ACTIVITY
Copy each line containing the word "JSON" from the records that follow, please.

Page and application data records
━━━━━━━━━━━━━━━━

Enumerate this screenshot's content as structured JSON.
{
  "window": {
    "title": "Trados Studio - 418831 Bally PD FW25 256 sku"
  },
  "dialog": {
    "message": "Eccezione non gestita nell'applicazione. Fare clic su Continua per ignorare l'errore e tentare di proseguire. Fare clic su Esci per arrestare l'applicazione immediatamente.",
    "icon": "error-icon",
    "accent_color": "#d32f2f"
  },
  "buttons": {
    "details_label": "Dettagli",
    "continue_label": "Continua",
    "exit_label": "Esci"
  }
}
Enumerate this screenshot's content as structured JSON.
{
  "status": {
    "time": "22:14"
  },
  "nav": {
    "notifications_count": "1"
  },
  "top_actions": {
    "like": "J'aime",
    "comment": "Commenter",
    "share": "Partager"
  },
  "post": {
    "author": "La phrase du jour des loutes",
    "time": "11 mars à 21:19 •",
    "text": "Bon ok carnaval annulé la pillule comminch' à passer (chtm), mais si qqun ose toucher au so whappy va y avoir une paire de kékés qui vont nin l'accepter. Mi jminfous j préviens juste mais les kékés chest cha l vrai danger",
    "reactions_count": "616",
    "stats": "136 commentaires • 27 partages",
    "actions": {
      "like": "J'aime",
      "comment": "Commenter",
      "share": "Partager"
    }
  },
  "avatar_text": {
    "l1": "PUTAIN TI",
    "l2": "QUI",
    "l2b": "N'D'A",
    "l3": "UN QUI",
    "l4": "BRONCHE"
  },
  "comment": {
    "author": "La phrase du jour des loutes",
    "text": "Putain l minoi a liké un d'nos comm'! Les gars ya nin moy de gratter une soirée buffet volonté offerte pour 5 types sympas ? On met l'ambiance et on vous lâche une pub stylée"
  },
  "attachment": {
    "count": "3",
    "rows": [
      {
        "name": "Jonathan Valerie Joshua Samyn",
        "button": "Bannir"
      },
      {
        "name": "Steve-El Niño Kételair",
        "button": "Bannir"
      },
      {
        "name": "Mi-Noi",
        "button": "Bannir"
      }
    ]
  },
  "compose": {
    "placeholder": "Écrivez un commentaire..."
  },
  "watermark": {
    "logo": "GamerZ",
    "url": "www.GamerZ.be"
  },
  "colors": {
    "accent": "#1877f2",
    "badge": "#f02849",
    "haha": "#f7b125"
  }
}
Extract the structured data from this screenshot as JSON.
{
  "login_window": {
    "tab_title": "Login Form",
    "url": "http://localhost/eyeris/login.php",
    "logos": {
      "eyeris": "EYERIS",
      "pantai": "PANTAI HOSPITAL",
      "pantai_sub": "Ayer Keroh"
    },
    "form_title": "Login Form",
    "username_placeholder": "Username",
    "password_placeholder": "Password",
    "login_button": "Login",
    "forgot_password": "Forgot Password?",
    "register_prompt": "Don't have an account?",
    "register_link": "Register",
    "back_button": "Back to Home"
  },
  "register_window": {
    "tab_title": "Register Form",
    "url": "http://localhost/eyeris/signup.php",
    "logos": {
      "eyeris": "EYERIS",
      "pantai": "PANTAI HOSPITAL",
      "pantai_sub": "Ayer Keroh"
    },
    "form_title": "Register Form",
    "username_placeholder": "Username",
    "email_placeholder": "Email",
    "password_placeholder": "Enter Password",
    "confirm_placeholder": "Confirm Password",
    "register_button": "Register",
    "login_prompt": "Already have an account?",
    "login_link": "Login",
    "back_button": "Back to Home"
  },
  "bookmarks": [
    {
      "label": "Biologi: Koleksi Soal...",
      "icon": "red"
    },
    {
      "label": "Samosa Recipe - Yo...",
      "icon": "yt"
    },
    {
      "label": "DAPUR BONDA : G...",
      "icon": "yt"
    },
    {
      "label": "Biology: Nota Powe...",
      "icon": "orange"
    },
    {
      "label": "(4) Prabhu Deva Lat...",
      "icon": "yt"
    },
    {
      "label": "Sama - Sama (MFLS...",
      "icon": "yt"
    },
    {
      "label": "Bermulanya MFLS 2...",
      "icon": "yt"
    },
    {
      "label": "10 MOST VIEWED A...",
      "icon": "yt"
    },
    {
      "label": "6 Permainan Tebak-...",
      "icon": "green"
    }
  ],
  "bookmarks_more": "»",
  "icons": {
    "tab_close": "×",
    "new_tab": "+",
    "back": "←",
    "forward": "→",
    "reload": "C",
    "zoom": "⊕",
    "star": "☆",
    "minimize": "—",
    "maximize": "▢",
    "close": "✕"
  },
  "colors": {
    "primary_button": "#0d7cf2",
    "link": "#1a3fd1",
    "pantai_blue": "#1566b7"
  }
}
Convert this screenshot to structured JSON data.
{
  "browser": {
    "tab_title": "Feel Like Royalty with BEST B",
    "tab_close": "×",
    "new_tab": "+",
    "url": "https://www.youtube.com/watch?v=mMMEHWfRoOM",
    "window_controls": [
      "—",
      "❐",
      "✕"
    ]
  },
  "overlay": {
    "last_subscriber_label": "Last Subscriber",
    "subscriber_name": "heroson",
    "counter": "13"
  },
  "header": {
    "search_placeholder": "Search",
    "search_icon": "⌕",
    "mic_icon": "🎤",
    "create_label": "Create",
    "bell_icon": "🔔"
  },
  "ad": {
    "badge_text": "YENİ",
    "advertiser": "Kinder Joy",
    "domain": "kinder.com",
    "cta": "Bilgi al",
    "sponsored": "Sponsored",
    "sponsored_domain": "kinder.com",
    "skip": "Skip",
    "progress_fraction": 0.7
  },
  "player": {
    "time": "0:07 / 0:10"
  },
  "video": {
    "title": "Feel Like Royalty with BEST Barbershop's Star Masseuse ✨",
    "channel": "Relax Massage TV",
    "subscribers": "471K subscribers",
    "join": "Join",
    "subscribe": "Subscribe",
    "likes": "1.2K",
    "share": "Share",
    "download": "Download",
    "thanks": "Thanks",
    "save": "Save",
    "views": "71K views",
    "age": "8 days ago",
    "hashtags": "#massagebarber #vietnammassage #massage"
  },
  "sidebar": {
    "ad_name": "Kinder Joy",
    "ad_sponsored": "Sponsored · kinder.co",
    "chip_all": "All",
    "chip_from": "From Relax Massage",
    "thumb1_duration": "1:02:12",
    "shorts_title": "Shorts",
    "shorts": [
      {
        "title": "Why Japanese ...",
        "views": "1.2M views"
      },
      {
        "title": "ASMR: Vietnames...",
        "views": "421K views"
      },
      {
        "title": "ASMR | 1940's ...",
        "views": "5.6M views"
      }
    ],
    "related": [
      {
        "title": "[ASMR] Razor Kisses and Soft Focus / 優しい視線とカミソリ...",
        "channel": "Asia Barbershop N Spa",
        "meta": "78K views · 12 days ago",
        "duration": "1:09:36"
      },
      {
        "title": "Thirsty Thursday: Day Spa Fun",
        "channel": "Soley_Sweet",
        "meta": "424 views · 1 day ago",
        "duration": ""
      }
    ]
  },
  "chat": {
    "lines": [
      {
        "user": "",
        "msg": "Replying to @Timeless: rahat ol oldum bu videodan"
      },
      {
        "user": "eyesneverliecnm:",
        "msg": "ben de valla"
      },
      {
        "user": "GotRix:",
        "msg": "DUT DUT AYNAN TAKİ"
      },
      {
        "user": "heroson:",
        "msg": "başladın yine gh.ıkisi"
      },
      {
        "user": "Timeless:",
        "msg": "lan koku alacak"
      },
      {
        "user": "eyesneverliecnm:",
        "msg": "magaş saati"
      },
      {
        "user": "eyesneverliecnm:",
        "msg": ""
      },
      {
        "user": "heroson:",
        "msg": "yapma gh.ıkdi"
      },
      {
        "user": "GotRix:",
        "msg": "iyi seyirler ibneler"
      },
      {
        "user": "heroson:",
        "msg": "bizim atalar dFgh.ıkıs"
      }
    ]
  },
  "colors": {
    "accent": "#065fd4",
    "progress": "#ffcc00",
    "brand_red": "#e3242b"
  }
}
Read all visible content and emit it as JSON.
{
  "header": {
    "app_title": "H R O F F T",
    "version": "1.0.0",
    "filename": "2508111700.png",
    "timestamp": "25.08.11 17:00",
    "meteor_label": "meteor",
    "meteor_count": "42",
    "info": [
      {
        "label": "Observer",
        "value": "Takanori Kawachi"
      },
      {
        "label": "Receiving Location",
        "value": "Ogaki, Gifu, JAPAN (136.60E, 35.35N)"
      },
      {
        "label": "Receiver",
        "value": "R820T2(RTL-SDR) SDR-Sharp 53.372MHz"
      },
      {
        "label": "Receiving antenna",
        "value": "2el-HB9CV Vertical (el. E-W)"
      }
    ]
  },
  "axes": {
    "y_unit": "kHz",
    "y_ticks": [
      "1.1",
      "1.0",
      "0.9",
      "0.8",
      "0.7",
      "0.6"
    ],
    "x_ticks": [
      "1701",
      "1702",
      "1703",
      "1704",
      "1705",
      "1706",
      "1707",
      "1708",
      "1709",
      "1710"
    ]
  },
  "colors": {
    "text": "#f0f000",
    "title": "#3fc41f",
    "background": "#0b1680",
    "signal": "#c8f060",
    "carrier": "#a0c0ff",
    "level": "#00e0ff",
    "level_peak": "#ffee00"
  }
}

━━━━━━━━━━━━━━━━

ANSWER TO THE EXERCISE
Enumerate this screenshot's content as structured JSON.
Enumerate this screenshot's content as structured JSON.
Extract the structured data from this screenshot as JSON.
Convert this screenshot to structured JSON data.
Read all visible content and emit it as JSON.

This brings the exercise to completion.